■ **Brief**
All the entries below should be reproduced exactly.

##### Data supplied #####

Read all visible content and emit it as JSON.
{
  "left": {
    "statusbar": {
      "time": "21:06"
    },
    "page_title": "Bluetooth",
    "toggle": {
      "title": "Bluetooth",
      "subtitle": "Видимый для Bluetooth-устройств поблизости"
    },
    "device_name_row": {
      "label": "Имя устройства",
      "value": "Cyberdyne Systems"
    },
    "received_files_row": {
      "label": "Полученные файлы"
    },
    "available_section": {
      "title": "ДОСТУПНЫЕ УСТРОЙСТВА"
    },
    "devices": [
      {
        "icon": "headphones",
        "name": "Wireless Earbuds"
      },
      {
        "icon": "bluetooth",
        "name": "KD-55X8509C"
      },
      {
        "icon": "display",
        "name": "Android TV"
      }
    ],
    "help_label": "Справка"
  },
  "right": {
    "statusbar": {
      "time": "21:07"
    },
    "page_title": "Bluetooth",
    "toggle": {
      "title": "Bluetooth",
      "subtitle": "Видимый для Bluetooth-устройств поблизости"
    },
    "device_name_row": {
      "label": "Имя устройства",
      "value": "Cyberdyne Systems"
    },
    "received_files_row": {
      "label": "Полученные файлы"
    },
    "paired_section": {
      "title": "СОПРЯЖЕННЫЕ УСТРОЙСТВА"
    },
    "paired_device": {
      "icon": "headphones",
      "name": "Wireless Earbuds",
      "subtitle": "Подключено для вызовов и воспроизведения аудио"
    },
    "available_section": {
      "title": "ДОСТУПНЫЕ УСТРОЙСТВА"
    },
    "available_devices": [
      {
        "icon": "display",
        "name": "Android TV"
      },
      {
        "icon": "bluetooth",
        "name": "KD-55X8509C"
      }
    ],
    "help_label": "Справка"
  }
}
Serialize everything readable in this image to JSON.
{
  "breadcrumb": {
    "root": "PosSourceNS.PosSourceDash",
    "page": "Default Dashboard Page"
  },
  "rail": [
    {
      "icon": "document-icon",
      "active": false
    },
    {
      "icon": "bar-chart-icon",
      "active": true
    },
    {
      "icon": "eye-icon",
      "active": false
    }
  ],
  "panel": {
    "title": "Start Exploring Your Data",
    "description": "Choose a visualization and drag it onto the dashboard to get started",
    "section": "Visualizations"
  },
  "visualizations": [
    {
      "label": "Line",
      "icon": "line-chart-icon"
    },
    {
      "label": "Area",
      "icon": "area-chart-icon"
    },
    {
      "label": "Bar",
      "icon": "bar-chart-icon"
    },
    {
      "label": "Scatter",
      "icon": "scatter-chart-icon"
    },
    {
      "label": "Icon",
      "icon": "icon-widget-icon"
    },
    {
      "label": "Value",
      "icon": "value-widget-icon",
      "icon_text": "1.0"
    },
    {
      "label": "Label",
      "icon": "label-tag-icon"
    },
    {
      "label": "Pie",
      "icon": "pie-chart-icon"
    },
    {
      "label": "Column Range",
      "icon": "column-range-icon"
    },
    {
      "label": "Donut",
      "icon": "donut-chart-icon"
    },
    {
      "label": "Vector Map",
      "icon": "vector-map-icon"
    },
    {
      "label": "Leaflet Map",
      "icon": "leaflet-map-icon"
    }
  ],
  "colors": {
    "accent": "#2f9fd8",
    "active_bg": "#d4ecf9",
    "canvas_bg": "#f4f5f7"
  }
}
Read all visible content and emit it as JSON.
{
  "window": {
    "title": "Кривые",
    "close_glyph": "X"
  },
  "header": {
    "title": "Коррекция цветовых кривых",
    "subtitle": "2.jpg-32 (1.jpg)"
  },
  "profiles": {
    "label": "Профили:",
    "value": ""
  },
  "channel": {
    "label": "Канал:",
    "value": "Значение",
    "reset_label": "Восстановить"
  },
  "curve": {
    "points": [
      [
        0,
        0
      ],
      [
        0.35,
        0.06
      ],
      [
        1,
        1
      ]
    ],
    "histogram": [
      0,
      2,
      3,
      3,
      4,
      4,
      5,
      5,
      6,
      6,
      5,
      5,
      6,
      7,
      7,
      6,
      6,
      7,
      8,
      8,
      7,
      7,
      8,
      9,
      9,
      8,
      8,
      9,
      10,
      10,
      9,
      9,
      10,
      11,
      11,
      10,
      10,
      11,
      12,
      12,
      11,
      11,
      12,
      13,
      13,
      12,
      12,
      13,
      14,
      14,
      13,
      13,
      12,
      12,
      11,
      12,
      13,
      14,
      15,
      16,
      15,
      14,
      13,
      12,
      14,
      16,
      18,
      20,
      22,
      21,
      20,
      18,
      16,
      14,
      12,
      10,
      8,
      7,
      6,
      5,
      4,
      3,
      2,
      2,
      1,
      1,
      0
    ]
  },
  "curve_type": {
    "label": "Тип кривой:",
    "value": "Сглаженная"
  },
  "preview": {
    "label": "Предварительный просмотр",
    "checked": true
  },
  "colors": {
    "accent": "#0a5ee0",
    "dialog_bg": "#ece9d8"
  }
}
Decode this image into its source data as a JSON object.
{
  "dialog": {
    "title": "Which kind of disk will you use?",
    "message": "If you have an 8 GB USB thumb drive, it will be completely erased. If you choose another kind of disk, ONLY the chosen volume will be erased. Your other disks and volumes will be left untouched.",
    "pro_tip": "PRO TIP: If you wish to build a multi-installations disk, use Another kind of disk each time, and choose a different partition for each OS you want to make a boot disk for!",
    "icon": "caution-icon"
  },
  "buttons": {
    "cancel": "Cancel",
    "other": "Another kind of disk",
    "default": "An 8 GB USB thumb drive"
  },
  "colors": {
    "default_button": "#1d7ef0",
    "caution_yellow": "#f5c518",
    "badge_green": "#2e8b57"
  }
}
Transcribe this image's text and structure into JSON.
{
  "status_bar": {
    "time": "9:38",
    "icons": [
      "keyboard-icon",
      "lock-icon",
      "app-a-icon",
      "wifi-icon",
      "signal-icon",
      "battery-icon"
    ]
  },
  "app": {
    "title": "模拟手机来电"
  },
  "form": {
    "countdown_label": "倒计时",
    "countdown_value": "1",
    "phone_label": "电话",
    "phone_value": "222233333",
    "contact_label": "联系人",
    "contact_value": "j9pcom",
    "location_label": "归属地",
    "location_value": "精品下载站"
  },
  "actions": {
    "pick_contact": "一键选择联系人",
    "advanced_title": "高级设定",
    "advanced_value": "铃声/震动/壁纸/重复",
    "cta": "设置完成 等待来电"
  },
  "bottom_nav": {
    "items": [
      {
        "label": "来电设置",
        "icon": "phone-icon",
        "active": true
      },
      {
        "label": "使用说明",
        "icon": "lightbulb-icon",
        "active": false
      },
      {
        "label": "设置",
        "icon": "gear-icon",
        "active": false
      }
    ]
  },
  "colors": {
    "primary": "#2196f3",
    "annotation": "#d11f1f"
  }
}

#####

■ **Output for this task**
Read all visible content and emit it as JSON.
{
  "left": {
    "statusbar": {
      "time": "21:06"
    },
    "page_title": "Bluetooth",
    "toggle": {
      "title": "Bluetooth",
      "subtitle": "Видимый для Bluetooth-устройств поблизости"
    },
    "device_name_row": {
      "label": "Имя устройства",
      "value": "Cyberdyne Systems"
    },
    "received_files_row": {
      "label": "Полученные файлы"
    },
    "available_section": {
      "title": "ДОСТУПНЫЕ УСТРОЙСТВА"
    },
    "devices": [
      {
        "icon": "headphones",
        "name": "Wireless Earbuds"
      },
      {
        "icon": "bluetooth",
        "name": "KD-55X8509C"
      },
      {
        "icon": "display",
        "name": "Android TV"
      }
    ],
    "help_label": "Справка"
  },
  "right": {
    "statusbar": {
      "time": "21:07"
    },
    "page_title": "Bluetooth",
    "toggle": {
      "title": "Bluetooth",
      "subtitle": "Видимый для Bluetooth-устройств поблизости"
    },
    "device_name_row": {
      "label": "Имя устройства",
      "value": "Cyberdyne Systems"
    },
    "received_files_row": {
      "label": "Полученные файлы"
    },
    "paired_section": {
      "title": "СОПРЯЖЕННЫЕ УСТРОЙСТВА"
    },
    "paired_device": {
      "icon": "headphones",
      "name": "Wireless Earbuds",
      "subtitle": "Подключено для вызовов и воспроизведения аудио"
    },
    "available_section": {
      "title": "ДОСТУПНЫЕ УСТРОЙСТВА"
    },
    "available_devices": [
      {
        "icon": "display",
        "name": "Android TV"
      },
      {
        "icon": "bluetooth",
        "name": "KD-55X8509C"
      }
    ],
    "help_label": "Справка"
  }
}
Serialize everything readable in this image to JSON.
{
  "breadcrumb": {
    "root": "PosSourceNS.PosSourceDash",
    "page": "Default Dashboard Page"
  },
  "rail": [
    {
      "icon": "document-icon",
      "active": false
    },
    {
      "icon": "bar-chart-icon",
      "active": true
    },
    {
      "icon": "eye-icon",
      "active": false
    }
  ],
  "panel": {
    "title": "Start Exploring Your Data",
    "description": "Choose a visualization and drag it onto the dashboard to get started",
    "section": "Visualizations"
  },
  "visualizations": [
    {
      "label": "Line",
      "icon": "line-chart-icon"
    },
    {
      "label": "Area",
      "icon": "area-chart-icon"
    },
    {
      "label": "Bar",
      "icon": "bar-chart-icon"
    },
    {
      "label": "Scatter",
      "icon": "scatter-chart-icon"
    },
    {
      "label": "Icon",
      "icon": "icon-widget-icon"
    },
    {
      "label": "Value",
      "icon": "value-widget-icon",
      "icon_text": "1.0"
    },
    {
      "label": "Label",
      "icon": "label-tag-icon"
    },
    {
      "label": "Pie",
      "icon": "pie-chart-icon"
    },
    {
      "label": "Column Range",
      "icon": "column-range-icon"
    },
    {
      "label": "Donut",
      "icon": "donut-chart-icon"
    },
    {
      "label": "Vector Map",
      "icon": "vector-map-icon"
    },
    {
      "label": "Leaflet Map",
      "icon": "leaflet-map-icon"
    }
  ],
  "colors": {
    "accent": "#2f9fd8",
    "active_bg": "#d4ecf9",
    "canvas_bg": "#f4f5f7"
  }
}
Read all visible content and emit it as JSON.
{
  "window": {
    "title": "Кривые",
    "close_glyph": "X"
  },
  "header": {
    "title": "Коррекция цветовых кривых",
    "subtitle": "2.jpg-32 (1.jpg)"
  },
  "profiles": {
    "label": "Профили:",
    "value": ""
  },
  "channel": {
    "label": "Канал:",
    "value": "Значение",
    "reset_label": "Восстановить"
  },
  "curve": {
    "points": [
      [
        0,
        0
      ],
      [
        0.35,
        0.06
      ],
      [
        1,
        1
      ]
    ],
    "histogram": [
      0,
      2,
      3,
      3,
      4,
      4,
      5,
      5,
      6,
      6,
      5,
      5,
      6,
      7,
      7,
      6,
      6,
      7,
      8,
      8,
      7,
      7,
      8,
      9,
      9,
      8,
      8,
      9,
      10,
      10,
      9,
      9,
      10,
      11,
      11,
      10,
      10,
      11,
      12,
      12,
      11,
      11,
      12,
      13,
      13,
      12,
      12,
      13,
      14,
      14,
      13,
      13,
      12,
      12,
      11,
      12,
      13,
      14,
      15,
      16,
      15,
      14,
      13,
      12,
      14,
      16,
      18,
      20,
      22,
      21,
      20,
      18,
      16,
      14,
      12,
      10,
      8,
      7,
      6,
      5,
      4,
      3,
      2,
      2,
      1,
      1,
      0
    ]
  },
  "curve_type": {
    "label": "Тип кривой:",
    "value": "Сглаженная"
  },
  "preview": {
    "label": "Предварительный просмотр",
    "checked": true
  },
  "colors": {
    "accent": "#0a5ee0",
    "dialog_bg": "#ece9d8"
  }
}
Decode this image into its source data as a JSON object.
{
  "dialog": {
    "title": "Which kind of disk will you use?",
    "message": "If you have an 8 GB USB thumb drive, it will be completely erased. If you choose another kind of disk, ONLY the chosen volume will be erased. Your other disks and volumes will be left untouched.",
    "pro_tip": "PRO TIP: If you wish to build a multi-installations disk, use Another kind of disk each time, and choose a different partition for each OS you want to make a boot disk for!",
    "icon": "caution-icon"
  },
  "buttons": {
    "cancel": "Cancel",
    "other": "Another kind of disk",
    "default": "An 8 GB USB thumb drive"
  },
  "colors": {
    "default_button": "#1d7ef0",
    "caution_yellow": "#f5c518",
    "badge_green": "#2e8b57"
  }
}
Transcribe this image's text and structure into JSON.
{
  "status_bar": {
    "time": "9:38",
    "icons": [
      "keyboard-icon",
      "lock-icon",
      "app-a-icon",
      "wifi-icon",
      "signal-icon",
      "battery-icon"
    ]
  },
  "app": {
    "title": "模拟手机来电"
  },
  "form": {
    "countdown_label": "倒计时",
    "countdown_value": "1",
    "phone_label": "电话",
    "phone_value": "222233333",
    "contact_label": "联系人",
    "contact_value": "j9pcom",
    "location_label": "归属地",
    "location_value": "精品下载站"
  },
  "actions": {
    "pick_contact": "一键选择联系人",
    "advanced_title": "高级设定",
    "advanced_value": "铃声/震动/壁纸/重复",
    "cta": "设置完成 等待来电"
  },
  "bottom_nav": {
    "items": [
      {
        "label": "来电设置",
        "icon": "phone-icon",
        "active": true
      },
      {
        "label": "使用说明",
        "icon": "lightbulb-icon",
        "active": false
      },
      {
        "label": "设置",
        "icon": "gear-icon",
        "active": false
      }
    ]
  },
  "colors": {
    "primary": "#2196f3",
    "annotation": "#d11f1f"
  }
}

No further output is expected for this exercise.